*** Block opens ***

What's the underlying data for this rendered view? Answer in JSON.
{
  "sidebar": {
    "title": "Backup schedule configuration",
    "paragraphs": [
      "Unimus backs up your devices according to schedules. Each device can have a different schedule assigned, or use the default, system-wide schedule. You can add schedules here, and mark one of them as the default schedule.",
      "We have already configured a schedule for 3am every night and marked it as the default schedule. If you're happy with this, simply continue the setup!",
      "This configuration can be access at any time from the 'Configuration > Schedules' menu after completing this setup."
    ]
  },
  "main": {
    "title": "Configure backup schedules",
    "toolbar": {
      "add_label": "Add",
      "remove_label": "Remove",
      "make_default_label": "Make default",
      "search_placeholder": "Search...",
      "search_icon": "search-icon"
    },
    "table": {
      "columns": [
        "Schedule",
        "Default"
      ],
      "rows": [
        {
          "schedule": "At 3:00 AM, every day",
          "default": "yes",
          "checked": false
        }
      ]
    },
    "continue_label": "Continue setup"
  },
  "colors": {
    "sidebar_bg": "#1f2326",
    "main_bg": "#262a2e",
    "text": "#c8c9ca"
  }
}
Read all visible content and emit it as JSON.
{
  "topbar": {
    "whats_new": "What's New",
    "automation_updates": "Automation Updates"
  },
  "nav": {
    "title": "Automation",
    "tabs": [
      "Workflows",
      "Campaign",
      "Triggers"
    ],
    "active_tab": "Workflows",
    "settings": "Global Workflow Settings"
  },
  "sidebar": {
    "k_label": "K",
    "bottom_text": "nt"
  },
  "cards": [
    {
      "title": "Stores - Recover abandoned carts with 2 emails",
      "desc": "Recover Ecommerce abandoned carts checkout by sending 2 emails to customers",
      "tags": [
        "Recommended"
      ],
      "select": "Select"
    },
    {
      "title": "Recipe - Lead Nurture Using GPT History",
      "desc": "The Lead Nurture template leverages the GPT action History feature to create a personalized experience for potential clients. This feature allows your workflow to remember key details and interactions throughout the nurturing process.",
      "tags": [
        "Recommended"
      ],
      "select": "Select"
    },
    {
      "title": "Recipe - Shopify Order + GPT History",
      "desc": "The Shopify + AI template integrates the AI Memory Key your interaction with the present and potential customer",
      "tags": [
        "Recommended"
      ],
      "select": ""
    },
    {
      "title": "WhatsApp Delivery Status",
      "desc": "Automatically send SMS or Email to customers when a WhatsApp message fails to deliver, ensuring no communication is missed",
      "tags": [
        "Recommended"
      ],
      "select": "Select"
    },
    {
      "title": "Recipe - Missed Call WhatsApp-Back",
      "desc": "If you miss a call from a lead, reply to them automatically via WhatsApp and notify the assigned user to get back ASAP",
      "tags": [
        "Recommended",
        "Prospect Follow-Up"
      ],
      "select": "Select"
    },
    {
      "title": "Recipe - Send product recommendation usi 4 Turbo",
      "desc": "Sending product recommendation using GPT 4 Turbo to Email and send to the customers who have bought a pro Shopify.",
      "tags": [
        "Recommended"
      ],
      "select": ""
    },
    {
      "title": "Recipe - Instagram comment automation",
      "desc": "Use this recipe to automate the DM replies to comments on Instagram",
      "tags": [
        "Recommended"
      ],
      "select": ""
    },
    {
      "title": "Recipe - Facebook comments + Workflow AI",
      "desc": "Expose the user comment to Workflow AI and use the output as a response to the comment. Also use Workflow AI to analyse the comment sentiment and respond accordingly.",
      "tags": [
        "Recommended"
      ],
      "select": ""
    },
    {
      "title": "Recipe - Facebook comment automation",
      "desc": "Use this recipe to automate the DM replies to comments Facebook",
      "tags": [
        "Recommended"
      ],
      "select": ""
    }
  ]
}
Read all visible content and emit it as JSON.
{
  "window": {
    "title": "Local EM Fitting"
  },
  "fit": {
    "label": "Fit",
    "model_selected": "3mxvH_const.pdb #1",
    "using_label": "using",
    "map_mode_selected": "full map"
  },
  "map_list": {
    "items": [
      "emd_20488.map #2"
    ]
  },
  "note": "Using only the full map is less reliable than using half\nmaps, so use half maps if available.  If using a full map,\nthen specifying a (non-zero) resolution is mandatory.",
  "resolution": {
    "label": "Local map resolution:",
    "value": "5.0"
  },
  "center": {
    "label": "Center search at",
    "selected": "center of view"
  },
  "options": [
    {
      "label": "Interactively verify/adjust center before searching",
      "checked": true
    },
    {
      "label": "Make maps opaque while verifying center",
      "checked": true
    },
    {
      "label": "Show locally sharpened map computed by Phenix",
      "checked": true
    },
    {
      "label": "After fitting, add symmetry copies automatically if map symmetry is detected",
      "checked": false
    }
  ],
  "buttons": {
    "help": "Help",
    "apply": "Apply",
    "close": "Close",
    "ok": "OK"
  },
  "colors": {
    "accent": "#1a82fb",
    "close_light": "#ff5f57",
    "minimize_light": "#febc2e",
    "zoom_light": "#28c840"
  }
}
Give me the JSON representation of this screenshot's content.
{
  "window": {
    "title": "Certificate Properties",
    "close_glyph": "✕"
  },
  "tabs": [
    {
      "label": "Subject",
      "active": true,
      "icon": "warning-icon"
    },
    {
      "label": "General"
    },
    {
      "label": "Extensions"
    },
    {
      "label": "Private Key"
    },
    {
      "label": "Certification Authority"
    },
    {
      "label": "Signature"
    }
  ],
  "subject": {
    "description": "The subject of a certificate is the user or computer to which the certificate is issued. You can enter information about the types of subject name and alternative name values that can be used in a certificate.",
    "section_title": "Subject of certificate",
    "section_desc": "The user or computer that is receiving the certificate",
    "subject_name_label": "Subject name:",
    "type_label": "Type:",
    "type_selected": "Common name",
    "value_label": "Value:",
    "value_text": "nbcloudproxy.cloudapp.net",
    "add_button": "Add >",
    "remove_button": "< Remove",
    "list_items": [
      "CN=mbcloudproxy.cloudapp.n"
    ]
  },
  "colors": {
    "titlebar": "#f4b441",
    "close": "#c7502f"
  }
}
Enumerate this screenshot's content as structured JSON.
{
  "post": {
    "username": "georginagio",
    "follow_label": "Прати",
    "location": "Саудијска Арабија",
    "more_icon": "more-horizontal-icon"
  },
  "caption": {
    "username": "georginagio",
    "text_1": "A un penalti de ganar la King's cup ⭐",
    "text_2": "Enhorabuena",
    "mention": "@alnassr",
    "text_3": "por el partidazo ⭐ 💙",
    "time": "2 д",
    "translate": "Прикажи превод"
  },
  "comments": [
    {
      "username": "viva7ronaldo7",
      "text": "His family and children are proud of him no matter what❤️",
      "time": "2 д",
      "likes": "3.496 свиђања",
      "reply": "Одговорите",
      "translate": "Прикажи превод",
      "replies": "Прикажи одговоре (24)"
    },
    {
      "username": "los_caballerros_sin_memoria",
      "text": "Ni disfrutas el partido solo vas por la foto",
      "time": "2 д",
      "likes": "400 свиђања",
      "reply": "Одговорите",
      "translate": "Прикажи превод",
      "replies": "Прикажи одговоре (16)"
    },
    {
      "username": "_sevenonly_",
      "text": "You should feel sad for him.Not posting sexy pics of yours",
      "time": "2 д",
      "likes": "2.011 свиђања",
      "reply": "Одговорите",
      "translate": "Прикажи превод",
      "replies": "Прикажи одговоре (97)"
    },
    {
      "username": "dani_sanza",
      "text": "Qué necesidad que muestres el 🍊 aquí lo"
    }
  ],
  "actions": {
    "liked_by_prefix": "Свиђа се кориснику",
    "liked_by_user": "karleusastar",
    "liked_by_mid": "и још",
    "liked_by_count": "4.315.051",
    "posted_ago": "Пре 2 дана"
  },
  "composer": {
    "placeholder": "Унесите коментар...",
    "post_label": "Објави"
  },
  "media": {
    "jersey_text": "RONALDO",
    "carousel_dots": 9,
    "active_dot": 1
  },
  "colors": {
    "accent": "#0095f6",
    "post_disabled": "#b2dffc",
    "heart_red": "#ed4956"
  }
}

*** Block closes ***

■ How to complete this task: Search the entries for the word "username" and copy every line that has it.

■ Response to the exercise:
    "username": "georginagio",
    "username": "georginagio",
      "username": "viva7ronaldo7",
      "username": "los_caballerros_sin_memoria",
      "username": "_sevenonly_",
      "username": "dani_sanza",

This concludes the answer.